After constructing the frame, I looked at the wood left and pondered how to make a benchtop. The remaining boards had lots of knots, so I resigned myself to the fact that I would probably have to buy wood for the top, but the principle of that thought gnawed at me. I wanted to make the entire bench from found wood, so I kept putting off a trip to the lumber yard.
My friend David, who knew about my workbench project, called me early one morning and said that he had just found a maple butcher block table in a neighbor’s trash. I hurried over to his house, and I saw him standing by it. While he waited for me to arrive, he had politely prevented two other people from taking it. The table top’s measurements were 24 x 48 inches – precisely the size I needed for my workbench.
The total cost for my workbench was about $40.00 for the bolts, nuts, and washers that I bought at my local hardware store. I started boasting a bit about my good fortune. I was proud of my resourcefulness, frugality and that I save a lot of lumber from going to the landfill. And the cherry on the sundae was undoubtedly finding the butcher block top that was the perfect dimensions and free. Everything had been so perfect, and then, as I was enthusiastically securing the top to the frame to finish the project, my driver bit torqued a tiny fragment of metal from an old screw that I was using and flung it into my eye. Of course, I wasn’t wearing safety glasses!

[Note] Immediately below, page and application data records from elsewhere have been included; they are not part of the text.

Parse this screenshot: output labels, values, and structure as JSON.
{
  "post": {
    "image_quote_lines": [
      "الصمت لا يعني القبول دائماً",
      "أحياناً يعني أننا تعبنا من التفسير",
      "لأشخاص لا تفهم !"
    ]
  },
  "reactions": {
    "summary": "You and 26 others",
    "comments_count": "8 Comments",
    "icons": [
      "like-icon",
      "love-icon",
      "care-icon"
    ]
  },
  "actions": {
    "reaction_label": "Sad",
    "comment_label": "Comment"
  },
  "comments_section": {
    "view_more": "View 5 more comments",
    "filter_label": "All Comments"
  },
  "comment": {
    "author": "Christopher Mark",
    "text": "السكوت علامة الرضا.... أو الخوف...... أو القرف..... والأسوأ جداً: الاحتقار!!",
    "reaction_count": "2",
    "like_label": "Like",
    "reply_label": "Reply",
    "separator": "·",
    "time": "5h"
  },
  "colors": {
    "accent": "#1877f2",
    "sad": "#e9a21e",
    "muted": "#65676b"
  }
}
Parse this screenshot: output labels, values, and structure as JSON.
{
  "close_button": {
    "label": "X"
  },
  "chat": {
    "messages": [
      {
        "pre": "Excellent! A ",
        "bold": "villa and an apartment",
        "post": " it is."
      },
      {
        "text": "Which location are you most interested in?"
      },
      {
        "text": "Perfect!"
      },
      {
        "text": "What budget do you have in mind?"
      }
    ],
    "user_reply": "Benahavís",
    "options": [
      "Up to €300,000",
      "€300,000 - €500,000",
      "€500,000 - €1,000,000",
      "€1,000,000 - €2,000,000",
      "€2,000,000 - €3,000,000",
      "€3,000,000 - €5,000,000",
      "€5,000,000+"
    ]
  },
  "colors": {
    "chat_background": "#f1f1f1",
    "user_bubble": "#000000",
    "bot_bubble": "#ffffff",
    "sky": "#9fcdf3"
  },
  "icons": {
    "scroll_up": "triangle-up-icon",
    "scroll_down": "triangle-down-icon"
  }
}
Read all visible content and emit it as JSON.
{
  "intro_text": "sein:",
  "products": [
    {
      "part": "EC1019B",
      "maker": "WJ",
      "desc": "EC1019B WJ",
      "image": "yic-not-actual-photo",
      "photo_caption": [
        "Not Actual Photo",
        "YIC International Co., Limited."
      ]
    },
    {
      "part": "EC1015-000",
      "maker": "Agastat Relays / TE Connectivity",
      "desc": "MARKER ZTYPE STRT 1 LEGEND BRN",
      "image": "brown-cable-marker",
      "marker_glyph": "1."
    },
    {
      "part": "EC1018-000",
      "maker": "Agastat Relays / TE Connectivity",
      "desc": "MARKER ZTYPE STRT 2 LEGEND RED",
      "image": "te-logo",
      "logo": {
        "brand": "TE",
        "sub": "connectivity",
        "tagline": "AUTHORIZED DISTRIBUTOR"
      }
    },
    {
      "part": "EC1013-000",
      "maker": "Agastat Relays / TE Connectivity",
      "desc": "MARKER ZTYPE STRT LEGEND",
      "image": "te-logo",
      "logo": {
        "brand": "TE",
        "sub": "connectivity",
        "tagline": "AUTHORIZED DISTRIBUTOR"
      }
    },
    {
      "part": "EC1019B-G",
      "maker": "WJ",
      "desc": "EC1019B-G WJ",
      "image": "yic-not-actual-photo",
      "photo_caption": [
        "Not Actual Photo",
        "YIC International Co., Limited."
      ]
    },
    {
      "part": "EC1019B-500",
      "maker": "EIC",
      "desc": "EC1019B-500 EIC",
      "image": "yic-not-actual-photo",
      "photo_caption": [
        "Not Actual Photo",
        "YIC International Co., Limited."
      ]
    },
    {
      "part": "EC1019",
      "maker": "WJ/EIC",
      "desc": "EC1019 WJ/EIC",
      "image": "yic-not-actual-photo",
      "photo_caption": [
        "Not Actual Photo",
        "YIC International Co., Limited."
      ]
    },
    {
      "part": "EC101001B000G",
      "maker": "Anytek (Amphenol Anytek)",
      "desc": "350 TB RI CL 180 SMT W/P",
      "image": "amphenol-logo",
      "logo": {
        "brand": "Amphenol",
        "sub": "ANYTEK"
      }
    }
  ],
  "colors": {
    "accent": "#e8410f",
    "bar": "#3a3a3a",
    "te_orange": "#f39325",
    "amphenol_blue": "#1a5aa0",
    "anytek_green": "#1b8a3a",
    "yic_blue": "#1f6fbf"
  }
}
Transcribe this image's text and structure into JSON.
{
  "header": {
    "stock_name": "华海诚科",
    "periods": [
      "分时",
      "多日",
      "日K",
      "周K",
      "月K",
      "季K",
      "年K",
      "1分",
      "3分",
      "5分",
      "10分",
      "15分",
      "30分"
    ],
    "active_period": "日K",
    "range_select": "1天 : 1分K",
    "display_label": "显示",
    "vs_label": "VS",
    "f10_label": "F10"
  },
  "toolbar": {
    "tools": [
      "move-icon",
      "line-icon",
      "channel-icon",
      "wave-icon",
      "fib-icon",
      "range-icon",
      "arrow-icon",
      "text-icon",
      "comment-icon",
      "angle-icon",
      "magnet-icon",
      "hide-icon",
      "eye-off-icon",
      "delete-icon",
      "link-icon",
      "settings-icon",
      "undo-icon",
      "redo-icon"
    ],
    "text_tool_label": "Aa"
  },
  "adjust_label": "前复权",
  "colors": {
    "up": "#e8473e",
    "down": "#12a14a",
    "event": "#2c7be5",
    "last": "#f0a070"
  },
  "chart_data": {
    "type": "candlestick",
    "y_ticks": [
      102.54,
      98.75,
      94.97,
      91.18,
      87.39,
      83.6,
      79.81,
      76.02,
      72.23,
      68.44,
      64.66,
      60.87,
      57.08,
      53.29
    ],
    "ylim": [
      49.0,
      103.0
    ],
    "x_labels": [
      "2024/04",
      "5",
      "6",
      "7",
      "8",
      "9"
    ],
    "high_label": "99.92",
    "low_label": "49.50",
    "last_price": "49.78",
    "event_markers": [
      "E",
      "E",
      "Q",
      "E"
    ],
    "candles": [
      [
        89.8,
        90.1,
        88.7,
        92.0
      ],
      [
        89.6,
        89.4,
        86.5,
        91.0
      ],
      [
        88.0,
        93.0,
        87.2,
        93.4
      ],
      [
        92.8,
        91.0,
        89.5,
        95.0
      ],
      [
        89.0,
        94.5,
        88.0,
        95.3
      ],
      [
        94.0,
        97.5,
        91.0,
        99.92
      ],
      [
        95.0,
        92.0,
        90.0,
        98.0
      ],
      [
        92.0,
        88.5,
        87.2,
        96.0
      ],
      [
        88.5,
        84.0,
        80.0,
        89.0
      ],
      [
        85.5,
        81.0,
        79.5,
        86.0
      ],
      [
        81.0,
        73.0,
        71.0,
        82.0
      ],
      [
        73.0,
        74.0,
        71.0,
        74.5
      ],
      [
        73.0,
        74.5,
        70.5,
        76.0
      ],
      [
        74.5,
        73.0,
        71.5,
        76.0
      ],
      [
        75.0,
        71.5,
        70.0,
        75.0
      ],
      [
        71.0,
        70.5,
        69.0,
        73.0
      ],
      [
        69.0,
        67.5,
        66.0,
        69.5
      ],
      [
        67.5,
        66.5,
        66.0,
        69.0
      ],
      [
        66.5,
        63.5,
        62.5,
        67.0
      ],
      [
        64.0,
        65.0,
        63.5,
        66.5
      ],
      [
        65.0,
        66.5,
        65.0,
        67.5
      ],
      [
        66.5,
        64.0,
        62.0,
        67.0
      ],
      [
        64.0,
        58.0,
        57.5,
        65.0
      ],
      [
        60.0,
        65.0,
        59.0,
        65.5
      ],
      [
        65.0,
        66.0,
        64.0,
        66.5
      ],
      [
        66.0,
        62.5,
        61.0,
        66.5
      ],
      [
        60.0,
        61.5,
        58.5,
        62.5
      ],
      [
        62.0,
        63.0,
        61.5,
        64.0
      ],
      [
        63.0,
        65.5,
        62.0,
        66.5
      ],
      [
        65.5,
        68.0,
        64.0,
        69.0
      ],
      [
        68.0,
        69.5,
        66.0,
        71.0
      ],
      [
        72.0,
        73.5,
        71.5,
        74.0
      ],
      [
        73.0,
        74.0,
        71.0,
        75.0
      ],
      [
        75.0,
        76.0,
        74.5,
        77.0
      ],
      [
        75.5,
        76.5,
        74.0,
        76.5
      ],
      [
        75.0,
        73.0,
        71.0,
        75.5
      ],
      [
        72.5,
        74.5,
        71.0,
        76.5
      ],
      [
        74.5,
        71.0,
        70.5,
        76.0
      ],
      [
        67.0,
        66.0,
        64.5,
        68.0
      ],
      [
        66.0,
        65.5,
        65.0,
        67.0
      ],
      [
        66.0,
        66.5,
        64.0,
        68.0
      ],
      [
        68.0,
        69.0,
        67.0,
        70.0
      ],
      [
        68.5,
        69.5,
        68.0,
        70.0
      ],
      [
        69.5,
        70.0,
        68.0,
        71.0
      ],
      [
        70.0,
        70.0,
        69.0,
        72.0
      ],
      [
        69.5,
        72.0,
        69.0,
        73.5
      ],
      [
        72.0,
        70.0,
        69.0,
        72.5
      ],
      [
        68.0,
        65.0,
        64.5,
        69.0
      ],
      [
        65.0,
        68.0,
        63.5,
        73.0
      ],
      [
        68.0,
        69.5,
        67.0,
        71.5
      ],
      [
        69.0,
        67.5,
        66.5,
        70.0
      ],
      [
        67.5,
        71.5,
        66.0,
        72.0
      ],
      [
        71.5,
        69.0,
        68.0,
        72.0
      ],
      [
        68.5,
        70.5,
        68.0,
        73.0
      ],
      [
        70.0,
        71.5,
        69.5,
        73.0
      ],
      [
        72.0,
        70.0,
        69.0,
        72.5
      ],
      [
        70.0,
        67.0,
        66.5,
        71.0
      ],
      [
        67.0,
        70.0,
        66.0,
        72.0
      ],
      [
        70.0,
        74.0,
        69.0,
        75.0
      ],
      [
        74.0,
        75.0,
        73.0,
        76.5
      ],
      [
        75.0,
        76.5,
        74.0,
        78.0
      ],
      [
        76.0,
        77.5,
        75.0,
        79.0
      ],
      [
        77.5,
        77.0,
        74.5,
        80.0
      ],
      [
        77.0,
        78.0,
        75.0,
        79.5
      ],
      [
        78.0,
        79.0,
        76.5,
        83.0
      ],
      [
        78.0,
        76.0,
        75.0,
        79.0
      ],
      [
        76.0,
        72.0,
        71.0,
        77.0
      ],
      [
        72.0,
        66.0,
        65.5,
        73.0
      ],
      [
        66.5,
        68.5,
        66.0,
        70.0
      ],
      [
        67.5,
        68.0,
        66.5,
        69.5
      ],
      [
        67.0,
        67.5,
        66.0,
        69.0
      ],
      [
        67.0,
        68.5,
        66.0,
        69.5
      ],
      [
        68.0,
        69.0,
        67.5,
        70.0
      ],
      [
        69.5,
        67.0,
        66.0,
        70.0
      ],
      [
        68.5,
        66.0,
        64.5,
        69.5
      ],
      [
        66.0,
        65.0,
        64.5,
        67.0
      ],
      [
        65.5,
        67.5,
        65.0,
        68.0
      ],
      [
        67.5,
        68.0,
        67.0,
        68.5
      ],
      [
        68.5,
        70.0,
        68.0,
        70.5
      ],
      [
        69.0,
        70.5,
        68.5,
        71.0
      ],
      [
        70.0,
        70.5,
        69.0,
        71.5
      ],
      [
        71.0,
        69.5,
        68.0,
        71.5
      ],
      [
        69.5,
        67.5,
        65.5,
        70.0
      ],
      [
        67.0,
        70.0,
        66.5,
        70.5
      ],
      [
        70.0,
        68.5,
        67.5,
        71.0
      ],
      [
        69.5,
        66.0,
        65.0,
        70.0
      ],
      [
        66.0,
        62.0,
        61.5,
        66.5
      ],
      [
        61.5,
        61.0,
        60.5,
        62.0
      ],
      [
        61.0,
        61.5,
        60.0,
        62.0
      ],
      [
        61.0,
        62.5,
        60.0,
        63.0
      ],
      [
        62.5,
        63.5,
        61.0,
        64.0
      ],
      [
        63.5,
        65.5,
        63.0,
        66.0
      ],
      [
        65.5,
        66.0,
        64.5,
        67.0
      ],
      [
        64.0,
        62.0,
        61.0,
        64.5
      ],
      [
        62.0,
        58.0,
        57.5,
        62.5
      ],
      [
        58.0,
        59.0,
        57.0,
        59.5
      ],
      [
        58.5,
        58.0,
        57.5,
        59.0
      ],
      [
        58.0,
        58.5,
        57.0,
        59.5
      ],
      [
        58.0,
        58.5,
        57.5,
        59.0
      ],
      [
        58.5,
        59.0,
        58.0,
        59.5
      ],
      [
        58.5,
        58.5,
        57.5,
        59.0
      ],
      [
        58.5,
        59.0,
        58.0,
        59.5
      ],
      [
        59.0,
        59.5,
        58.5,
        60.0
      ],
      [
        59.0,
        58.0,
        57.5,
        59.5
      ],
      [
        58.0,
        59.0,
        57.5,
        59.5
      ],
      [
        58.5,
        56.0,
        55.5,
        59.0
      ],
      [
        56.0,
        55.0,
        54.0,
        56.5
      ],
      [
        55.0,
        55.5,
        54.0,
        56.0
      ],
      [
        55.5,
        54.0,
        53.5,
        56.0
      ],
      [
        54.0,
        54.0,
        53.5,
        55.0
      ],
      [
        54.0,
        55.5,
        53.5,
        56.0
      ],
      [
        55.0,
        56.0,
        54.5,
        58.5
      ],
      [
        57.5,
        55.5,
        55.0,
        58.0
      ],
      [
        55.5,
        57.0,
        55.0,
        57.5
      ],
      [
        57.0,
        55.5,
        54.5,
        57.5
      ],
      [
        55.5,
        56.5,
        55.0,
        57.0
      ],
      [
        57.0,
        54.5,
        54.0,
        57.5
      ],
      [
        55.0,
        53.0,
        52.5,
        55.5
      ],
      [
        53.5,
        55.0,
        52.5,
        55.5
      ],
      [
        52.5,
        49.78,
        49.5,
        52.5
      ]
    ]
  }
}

In a fraction of a moment, all of my pride dimmed into deep disappointment with myself. As the blood began to pool in my eye, I anxiously talked to a nurse on the phone, hoping that I wouldn’t have to go to the hospital. Still, after so many months of deliberately social distancing myself and staying home to be safe, I knew I would have to go to the busiest hospital in my city and have someone put their fingers near my eye. I was a fool! Yet a fortunate one because after examining my eye, the doctor later told me that it was just a scratch and didn’t require surgery. Lesson learned! Wear your safety glasses, especially during a pandemic.
As a wooden spoon carver, I loved the idea that I could work with wood without many tools or a workshop. However, after making the bookcase early in the pandemic and seeing it filled with my books, I realized how satisfying it was to make simple furniture for my home. To continue to make furniture, I needed a flat, sturdy space where I could assemble, chisel, plane, or saw in a safe, efficient, and reliable way.
Yes, I would love a beautiful Nicholson or Roubo workbench made with precise joinery from Southern yellow pine and complete with holdfasts and multiple vices. But that is not who I am as a woodworker. I’m far from fancy. I’m just a cobbler who finds satisfaction in fabricating simple, functional furniture from found lumber. My designs and skills were based mostly on guesswork. My workbench seems to be rock solid, but who knows how long it will last – a question that I often wondered about my own life during the past year. The lessons that I’ve personally learned living through the Covid-19 pandemic are to focus more on the present, be creative within the constraints that come my way, and be grateful for what you can find and use in your life journey.
This essay was originally published in Quercus Magazine.